"How did investment firms fare in meeting the Dec. 7 deadline?
According to Brooks Slaughter, president of Slaughter & Associates, not too well.
"I saw some figures for the filing back in December ... which was the first filing. [The SEC] had a huge number of advisors who didn't file the form. I won't quote you a percentage because I don't remember exactly what it was. It was substantial. Maybe even fifty percent."
Slaughter says he thinks there are several reasons the numbers were so high.
"It was a very quickly passed requirement by Congress and the SEC and I quite frankly am not sure that a lot of [advisors] knew about it to actually file," he says. "The first time I heard about it was the [SEC] division up in Ft. Worth. They did a survey on the phone just about opinions on Y2K ... The guy on the phone said `hey you might want to be on the lookout ... this mailout for this Y2K form will be going out in a week. So I was looking for it."

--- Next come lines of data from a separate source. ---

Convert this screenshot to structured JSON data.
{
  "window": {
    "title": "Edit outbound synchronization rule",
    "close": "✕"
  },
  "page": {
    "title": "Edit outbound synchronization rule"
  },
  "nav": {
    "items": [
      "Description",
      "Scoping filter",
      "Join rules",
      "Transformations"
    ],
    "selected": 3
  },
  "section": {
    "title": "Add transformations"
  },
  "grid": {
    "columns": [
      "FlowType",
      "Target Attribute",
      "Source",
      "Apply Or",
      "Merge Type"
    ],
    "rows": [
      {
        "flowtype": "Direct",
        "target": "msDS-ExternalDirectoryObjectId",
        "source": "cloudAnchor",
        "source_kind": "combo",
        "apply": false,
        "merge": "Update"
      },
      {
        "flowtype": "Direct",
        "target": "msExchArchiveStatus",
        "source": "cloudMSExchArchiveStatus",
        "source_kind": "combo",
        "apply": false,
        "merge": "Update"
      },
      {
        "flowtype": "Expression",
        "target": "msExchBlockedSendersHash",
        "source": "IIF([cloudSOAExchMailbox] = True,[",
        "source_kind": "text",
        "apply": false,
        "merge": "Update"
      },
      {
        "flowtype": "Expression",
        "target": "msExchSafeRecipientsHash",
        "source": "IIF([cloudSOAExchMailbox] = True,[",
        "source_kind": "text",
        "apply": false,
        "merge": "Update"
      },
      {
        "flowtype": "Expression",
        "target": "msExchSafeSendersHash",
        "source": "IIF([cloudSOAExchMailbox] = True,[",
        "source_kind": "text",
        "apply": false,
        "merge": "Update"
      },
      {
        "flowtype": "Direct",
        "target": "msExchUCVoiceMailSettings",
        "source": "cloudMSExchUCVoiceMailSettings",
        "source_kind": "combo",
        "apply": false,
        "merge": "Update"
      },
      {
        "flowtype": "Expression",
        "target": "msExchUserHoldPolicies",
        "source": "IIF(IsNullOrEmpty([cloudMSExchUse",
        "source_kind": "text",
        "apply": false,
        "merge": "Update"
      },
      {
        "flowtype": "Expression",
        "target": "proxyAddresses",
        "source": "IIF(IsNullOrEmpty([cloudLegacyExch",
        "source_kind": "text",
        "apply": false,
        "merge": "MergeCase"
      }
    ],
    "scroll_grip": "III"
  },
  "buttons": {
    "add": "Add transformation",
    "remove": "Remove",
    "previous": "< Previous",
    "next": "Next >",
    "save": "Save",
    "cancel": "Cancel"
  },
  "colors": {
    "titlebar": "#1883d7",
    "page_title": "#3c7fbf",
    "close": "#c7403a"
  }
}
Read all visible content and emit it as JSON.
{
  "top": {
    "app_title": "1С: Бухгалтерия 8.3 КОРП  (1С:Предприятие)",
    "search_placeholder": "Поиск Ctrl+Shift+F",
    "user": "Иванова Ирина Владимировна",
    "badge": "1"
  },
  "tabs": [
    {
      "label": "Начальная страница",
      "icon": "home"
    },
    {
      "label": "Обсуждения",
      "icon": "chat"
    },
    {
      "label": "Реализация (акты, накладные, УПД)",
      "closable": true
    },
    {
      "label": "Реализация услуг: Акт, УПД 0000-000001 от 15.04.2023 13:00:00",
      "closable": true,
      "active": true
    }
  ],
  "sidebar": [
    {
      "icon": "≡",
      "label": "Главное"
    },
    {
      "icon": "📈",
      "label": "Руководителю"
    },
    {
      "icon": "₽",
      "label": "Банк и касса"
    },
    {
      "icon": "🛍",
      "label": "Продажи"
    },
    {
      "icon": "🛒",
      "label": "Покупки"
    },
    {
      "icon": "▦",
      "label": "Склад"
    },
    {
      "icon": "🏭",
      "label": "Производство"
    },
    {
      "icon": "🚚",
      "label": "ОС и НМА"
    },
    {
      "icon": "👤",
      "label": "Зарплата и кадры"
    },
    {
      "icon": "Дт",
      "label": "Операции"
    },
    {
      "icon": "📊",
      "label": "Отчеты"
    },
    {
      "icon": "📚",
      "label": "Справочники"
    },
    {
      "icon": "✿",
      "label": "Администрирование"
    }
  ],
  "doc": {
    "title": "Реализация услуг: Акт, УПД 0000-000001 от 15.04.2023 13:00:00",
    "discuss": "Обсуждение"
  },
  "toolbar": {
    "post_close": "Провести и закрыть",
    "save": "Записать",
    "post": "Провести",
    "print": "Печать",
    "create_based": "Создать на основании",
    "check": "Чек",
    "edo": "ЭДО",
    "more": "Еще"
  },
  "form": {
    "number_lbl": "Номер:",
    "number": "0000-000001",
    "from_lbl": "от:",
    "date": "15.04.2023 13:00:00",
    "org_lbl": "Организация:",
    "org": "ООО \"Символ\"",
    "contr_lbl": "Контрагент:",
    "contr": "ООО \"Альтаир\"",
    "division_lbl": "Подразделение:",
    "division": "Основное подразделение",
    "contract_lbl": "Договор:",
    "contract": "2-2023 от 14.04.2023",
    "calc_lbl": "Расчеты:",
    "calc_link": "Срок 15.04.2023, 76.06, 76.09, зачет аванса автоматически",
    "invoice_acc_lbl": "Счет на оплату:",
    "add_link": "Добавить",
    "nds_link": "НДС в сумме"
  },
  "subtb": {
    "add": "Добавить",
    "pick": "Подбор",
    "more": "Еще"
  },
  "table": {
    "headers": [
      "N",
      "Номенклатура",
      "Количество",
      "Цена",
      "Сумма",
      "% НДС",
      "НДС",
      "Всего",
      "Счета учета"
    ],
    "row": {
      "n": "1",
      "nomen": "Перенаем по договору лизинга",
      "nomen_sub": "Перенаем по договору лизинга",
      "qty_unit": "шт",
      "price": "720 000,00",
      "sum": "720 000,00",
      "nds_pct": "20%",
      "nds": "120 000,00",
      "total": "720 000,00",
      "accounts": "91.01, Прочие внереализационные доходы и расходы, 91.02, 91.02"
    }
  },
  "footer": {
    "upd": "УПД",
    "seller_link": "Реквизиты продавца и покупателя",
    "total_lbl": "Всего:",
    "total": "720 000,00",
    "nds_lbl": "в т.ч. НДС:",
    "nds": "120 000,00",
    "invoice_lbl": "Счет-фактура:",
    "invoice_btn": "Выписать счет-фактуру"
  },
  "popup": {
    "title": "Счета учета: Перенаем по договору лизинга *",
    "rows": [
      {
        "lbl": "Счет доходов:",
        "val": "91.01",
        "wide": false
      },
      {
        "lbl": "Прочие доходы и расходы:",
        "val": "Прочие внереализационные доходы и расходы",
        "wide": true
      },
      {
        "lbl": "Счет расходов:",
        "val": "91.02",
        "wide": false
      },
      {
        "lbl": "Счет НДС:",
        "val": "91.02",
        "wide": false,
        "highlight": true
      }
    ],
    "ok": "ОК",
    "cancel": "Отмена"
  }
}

Load heavy for small shops Slaughter thought another reason might be smaller advisors being overwhelmed by the amount of paperwork they'd need to complete.
"There are a lot of small advisors and there's no distinction on [the SEC form for them]. A one man advisor shop fills out the same form as Paine Webber, Schwab, Merrill Lynch," he says.
"So it was a huge ominous task for the one and two person shop," Slaughter says. "They might have just said `Oh my god, I don't know what to do' and stuck it in a pile."
Allen Campbell of Y2K Resources shares a similar opinion about small advisors being overwhelmed.
"I am aware that a number of the smaller firms are complaining about the treatment from the SEC," Campbell says. They're saying `well those big guys, they have all the money to address all of this and [the SEC is] being discriminatory against us'."
"I guess my inclination is to think that if they're complaining about this, there might be some reason to worry that they're not going to be ready," Campbell says. "
-- Arlin H. Adams (firstname.lastname@example.org), April 05, 1999
What will the SEC's response be if they don't file?
Don't assure compliance? IF not compliant, won't the SEC "have" to cut them off from trading - if so, where do their clients go? Seems like even a few percent "non-compliant" (5-15% total volume) would over a few days - screw up the big traders very quickly. Then everybody would have to return to "paper-trading"???
How? It would appear to be: No compliant "form" = no trading after cut-off date.
If so, then what happens to the small-non-compliant shops, who "fake" the audits or fake their form? How/when do they get caught? What happens - after the fact of non-compliant trading?
-- Robert A Cook, PE (Kennesaw, GA) (Cook.R@csaatl.com), April 06, 1999.